The answer should be a single number: how many lines in the material contain "作業分類".

*** THE DATA

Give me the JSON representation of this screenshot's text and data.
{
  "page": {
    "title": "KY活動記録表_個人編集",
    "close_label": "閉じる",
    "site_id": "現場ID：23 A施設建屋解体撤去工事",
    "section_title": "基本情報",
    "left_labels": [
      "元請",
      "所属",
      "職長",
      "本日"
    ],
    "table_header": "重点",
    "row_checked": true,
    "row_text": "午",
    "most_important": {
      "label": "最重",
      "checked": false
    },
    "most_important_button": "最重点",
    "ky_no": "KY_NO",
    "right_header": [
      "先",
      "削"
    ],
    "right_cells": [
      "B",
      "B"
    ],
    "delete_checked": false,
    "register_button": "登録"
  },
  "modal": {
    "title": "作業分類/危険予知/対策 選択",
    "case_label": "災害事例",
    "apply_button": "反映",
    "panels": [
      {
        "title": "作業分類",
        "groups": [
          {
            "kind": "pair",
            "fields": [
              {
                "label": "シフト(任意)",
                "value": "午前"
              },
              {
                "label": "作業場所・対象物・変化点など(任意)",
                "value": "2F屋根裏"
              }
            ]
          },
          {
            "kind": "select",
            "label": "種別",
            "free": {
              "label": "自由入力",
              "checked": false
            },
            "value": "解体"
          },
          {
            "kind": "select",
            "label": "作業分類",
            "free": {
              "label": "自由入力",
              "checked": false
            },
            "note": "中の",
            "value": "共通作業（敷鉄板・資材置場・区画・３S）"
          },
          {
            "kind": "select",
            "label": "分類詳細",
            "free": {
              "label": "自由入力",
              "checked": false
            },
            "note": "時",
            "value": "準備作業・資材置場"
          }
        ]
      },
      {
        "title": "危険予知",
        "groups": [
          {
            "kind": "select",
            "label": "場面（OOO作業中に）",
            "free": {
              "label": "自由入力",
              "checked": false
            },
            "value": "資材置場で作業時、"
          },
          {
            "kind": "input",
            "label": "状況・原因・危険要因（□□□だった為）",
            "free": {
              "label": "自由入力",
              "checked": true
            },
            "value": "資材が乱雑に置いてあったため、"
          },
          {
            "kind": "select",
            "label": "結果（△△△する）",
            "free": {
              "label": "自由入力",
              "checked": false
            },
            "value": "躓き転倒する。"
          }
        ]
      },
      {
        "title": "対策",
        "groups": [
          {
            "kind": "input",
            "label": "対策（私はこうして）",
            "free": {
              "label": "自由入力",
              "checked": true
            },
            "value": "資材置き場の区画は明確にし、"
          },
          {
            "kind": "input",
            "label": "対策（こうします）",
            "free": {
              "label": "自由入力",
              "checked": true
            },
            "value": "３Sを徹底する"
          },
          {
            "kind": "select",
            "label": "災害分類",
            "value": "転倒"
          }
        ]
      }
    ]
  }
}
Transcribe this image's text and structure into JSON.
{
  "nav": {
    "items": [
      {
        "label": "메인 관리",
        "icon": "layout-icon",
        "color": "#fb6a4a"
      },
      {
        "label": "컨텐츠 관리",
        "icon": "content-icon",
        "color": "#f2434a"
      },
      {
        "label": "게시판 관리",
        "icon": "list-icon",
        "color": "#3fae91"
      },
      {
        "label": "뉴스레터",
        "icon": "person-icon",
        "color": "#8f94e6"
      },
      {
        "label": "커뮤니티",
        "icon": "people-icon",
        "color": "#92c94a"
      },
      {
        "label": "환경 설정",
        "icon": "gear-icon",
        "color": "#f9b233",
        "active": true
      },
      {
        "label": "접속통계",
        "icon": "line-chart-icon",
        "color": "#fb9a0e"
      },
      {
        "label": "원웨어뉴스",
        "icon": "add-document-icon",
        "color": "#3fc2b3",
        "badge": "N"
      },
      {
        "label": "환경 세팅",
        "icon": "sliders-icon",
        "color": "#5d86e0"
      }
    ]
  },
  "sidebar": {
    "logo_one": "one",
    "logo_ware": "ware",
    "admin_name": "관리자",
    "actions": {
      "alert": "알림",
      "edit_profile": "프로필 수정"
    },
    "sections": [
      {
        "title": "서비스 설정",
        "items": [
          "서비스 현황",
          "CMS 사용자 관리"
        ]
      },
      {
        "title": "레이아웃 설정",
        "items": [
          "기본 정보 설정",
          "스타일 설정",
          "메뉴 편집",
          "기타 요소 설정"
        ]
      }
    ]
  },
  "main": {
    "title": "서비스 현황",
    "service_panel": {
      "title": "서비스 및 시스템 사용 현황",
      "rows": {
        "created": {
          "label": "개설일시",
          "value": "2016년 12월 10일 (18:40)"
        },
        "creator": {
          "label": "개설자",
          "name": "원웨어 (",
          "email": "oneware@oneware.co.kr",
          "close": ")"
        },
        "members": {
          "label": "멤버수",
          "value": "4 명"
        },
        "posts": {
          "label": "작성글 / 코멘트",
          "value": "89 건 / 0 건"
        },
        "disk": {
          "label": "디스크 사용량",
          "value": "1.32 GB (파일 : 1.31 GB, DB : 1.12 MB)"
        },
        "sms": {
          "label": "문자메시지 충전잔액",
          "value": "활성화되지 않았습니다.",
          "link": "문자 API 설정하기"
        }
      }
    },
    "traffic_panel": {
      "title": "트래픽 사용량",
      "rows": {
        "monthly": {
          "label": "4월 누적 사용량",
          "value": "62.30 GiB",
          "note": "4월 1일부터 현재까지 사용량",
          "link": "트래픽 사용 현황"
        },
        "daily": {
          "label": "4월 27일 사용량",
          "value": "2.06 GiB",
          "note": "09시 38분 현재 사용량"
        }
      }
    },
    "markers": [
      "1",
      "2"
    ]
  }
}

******

- _RESPONSE_
3